Some flea medications are safe for use on puppies, but it’s important to read the product labels carefully and follow the manufacturer’s guidelines. Consult with your veterinarian for recommendations on flea prevention for puppies.

13. Are there any home remedies for flea prevention?

In addition to commercial flea medications, you can try natural remedies such as apple cider vinegar, cedar oil, or lemon spray to repel fleas. These methods can be used in conjunction with traditional flea prevention treatments for added protection.

14. How can I tell if my dog has a flea infestation?

Signs of a flea infestation in dogs can include excessive scratching, red bumps or welts on the skin, hair loss, and visible fleas or flea dirt in the fur.
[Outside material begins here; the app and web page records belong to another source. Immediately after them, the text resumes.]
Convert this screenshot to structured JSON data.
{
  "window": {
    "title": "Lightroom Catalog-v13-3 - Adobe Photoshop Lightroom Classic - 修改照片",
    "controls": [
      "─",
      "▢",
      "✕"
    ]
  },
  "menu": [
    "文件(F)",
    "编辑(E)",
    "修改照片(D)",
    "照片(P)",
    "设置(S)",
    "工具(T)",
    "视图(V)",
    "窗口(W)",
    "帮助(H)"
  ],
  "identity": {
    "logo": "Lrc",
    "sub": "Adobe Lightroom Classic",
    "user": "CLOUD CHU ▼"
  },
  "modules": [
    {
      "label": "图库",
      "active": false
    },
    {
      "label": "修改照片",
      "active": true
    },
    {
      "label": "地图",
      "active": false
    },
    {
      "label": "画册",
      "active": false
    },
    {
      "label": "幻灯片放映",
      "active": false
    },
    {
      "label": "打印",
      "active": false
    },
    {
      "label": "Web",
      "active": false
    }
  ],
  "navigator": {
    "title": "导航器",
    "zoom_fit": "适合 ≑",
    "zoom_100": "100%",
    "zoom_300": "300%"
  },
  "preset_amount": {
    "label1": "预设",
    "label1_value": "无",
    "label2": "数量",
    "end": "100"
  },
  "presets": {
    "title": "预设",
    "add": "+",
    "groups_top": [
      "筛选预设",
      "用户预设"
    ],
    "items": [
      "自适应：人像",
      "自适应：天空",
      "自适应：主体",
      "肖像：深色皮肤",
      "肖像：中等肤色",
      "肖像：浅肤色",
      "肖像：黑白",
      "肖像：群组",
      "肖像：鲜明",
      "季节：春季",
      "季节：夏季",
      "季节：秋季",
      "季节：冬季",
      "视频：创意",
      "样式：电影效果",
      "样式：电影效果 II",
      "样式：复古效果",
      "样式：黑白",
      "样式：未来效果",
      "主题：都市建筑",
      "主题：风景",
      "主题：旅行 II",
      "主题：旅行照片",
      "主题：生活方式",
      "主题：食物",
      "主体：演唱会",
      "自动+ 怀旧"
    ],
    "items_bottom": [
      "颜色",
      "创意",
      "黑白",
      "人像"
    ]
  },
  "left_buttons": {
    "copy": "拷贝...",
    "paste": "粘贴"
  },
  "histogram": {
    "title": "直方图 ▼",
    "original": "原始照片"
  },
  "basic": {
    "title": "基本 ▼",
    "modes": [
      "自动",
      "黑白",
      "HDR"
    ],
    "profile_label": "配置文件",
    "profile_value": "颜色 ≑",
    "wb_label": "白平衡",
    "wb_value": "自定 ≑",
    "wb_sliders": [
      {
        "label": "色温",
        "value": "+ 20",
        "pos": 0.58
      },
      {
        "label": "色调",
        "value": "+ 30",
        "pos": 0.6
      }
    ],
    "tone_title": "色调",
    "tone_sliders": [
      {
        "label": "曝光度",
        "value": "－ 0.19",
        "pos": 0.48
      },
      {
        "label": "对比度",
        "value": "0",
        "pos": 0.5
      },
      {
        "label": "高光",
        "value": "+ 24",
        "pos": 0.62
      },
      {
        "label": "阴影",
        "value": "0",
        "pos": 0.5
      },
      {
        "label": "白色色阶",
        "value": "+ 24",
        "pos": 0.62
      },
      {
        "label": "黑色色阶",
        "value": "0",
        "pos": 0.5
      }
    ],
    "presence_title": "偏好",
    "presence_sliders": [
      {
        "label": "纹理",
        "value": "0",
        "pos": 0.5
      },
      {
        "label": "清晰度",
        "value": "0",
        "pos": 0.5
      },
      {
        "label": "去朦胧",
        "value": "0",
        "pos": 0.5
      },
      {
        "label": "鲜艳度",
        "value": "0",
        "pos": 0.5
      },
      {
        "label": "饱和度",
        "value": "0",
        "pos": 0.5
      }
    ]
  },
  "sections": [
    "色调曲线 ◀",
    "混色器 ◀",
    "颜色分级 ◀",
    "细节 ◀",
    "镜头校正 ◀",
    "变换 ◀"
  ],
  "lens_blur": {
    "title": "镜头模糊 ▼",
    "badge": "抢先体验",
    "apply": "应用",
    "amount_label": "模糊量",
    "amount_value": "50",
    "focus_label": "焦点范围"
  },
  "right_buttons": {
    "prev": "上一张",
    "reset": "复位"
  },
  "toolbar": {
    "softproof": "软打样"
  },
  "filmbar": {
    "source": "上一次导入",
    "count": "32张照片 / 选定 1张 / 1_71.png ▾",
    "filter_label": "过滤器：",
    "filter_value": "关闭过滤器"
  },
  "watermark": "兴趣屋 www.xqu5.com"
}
If you suspect your dog has fleas, consult with your veterinarian for diagnosis and treatment options.

15. What should I do if my dog has a severe reaction to flea medication?

If your dog experiences a severe reaction to flea medication, such as seizures or difficulty breathing, seek emergency veterinary care immediately. It’s important to act quickly in these situations to ensure the safety and well-being of your pet.

In summary, flea medicine for dogs is an important tool in protecting our pets from flea infestations, but it’s essential to be aware of the potential side effects and risks associated with these medications. By staying informed, consulting with your veterinarian, and monitoring your pet closely after treatment, you can help ensure that your furry friend stays happy and healthy. Remember to consider your pet’s individual needs and consult with a professional before starting any new flea prevention regimen. With the right approach, you can effectively protect your dog from fleas while minimizing the risk of side effects.